Losing your mind is like having the covers ripped away on a cold December morning. Confusion, pain and anger swell and overwhelm, leaving one exhausted and confused.
I used to play football, wrestle and box. Eventually my taste for brutish sports caught up with me and left me with upwards of 10 concussions (No joke, but I actually cannot remember how many I’ve had).
So while I am intimately unfamiliar with Alzheimers, I am well acquainted with memory loss. I know what it’s like to forget the date, my friends and even my name.
South Korea is atempting to educate it’s youth about Alzheimers and Dementia, though with far less traumatic methods. South Korea is giving it’s youth the “Alzheimer treatment” dressing them up in splints, fogged glasses, and weighted harnesses to simulate the effects of aging. And highschool students are increasingly being asked to volunteer for the country’s growing elder population.
“This used to be hidden” and “there is still stigma and bias,” said Kim Hye-jin, director of senior policy for the Health and Welfare Ministry. But “we want to get them out of their shells, out of their homes and diagnosed” to help families adjust and give patients “a higher chance of being taken care of at home.”
Nine precent of South Korea’s population is over 65. While this is not as much as America’s 12.9%, they are beginning to come to terms with the question other industrialized nations are struggling with: how do you deal with a rapidly growing elder population.
I do find South Korea’s approach interesting trying to put young people in the shoes of elders and in their lives. I grew up in and around nursing homes so I have become accustomed to interacting with my elders. However, I remember feeling awkward, even scared around elders suffering from Alzheimers. Being mistaken for a deceased son is not a pleasant experience, especially for a six-year-old.

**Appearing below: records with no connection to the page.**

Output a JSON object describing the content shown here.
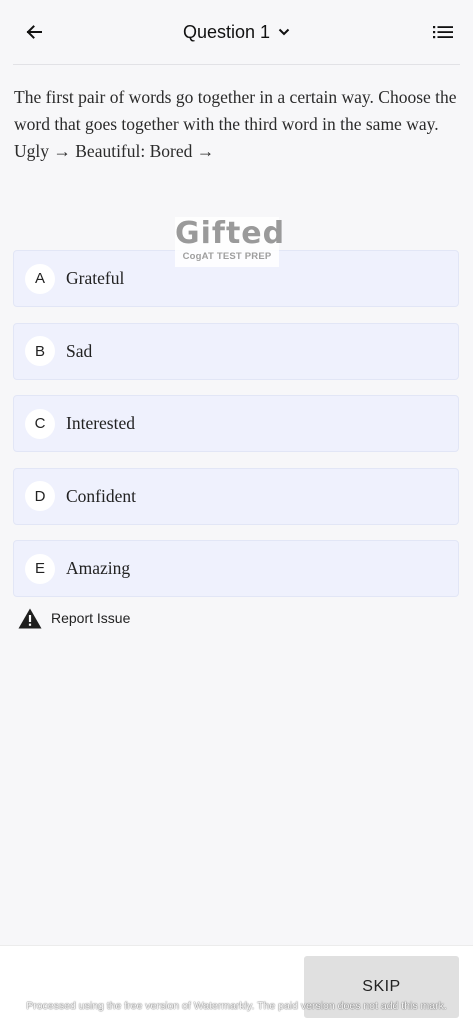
{
  "header": {
    "title": "Question 1",
    "back_icon": "arrow-left-icon",
    "dropdown_icon": "chevron-down-icon",
    "menu_icon": "list-icon"
  },
  "question": {
    "prompt": "The first pair of words go together in a certain way. Choose the word that goes together with the third word in the same way.",
    "analogy": "Ugly → Beautiful: Bored →"
  },
  "watermark_logo": {
    "name": "Gifted",
    "tagline": "CogAT TEST PREP"
  },
  "options": [
    {
      "letter": "A",
      "text": "Grateful"
    },
    {
      "letter": "B",
      "text": "Sad"
    },
    {
      "letter": "C",
      "text": "Interested"
    },
    {
      "letter": "D",
      "text": "Confident"
    },
    {
      "letter": "E",
      "text": "Amazing"
    }
  ],
  "report": {
    "label": "Report Issue",
    "icon": "warning-icon"
  },
  "footer": {
    "skip_label": "SKIP",
    "watermark_notice": "Processed using the free version of Watermarkly. The paid version does not add this mark."
  },
  "colors": {
    "background": "#f7f7f9",
    "option_background": "#eff1fd",
    "skip_background": "#e0e0e0"
  }
}
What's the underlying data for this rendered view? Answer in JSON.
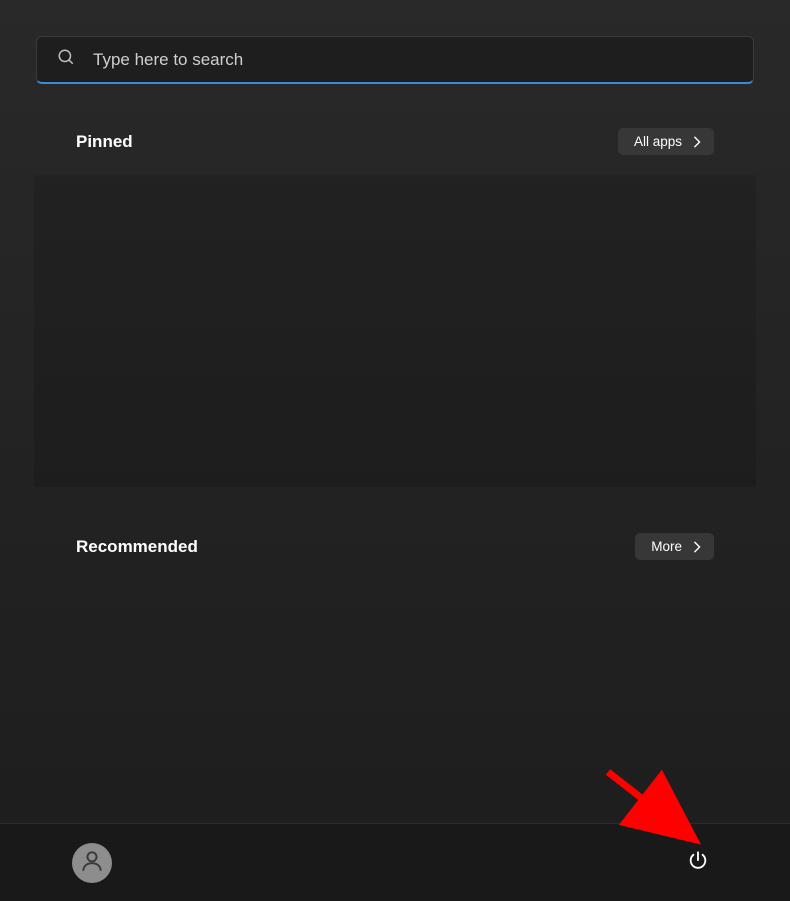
{
  "search": {
    "placeholder": "Type here to search",
    "value": ""
  },
  "sections": {
    "pinned": {
      "title": "Pinned",
      "button_label": "All apps"
    },
    "recommended": {
      "title": "Recommended",
      "button_label": "More"
    }
  },
  "footer": {
    "user_icon": "user-icon",
    "power_icon": "power-icon"
  },
  "annotation": {
    "arrow_target": "power-button",
    "color": "#ff0000"
  }
}
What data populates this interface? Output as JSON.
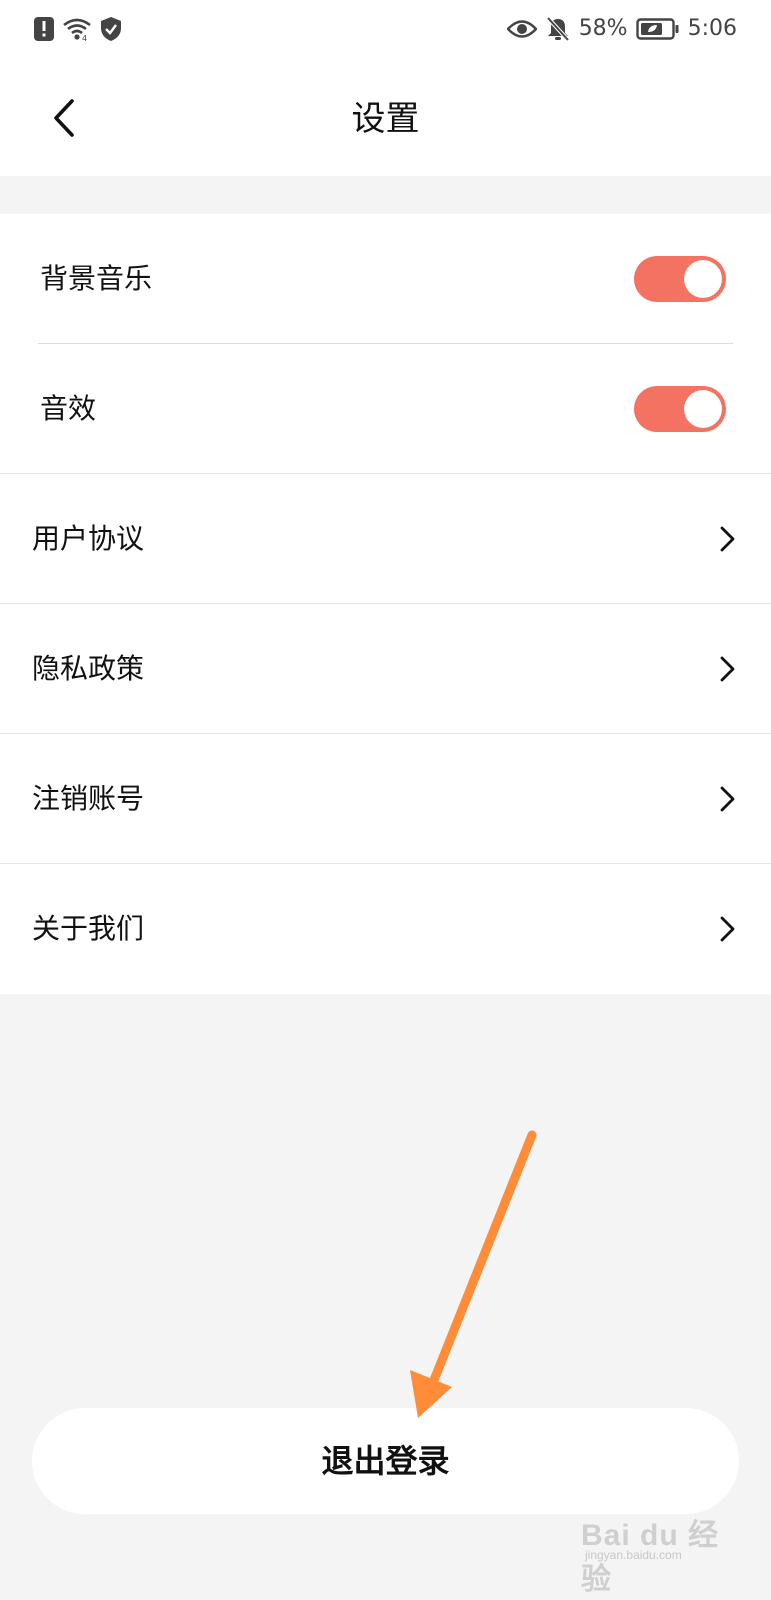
{
  "status_bar": {
    "battery_percent": "58%",
    "time": "5:06",
    "icons_left": [
      "alert-icon",
      "wifi-icon",
      "shield-icon"
    ],
    "icons_right": [
      "eye-icon",
      "bell-off-icon",
      "battery-icon"
    ]
  },
  "header": {
    "title": "设置",
    "back_icon": "chevron-left-icon"
  },
  "settings": {
    "items": [
      {
        "label": "背景音乐",
        "type": "toggle",
        "on": true
      },
      {
        "label": "音效",
        "type": "toggle",
        "on": true
      },
      {
        "label": "用户协议",
        "type": "link"
      },
      {
        "label": "隐私政策",
        "type": "link"
      },
      {
        "label": "注销账号",
        "type": "link"
      },
      {
        "label": "关于我们",
        "type": "link"
      }
    ]
  },
  "logout": {
    "label": "退出登录"
  },
  "annotation": {
    "color": "#ff8c38",
    "icon": "arrow-icon"
  },
  "colors": {
    "toggle_on": "#f47262",
    "background": "#f4f4f4"
  },
  "watermark": {
    "text": "Bai du 经验",
    "sub": "jingyan.baidu.com"
  }
}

I think these programs could be very helpful for young people dealing with elders whose memories are slowly slipping away.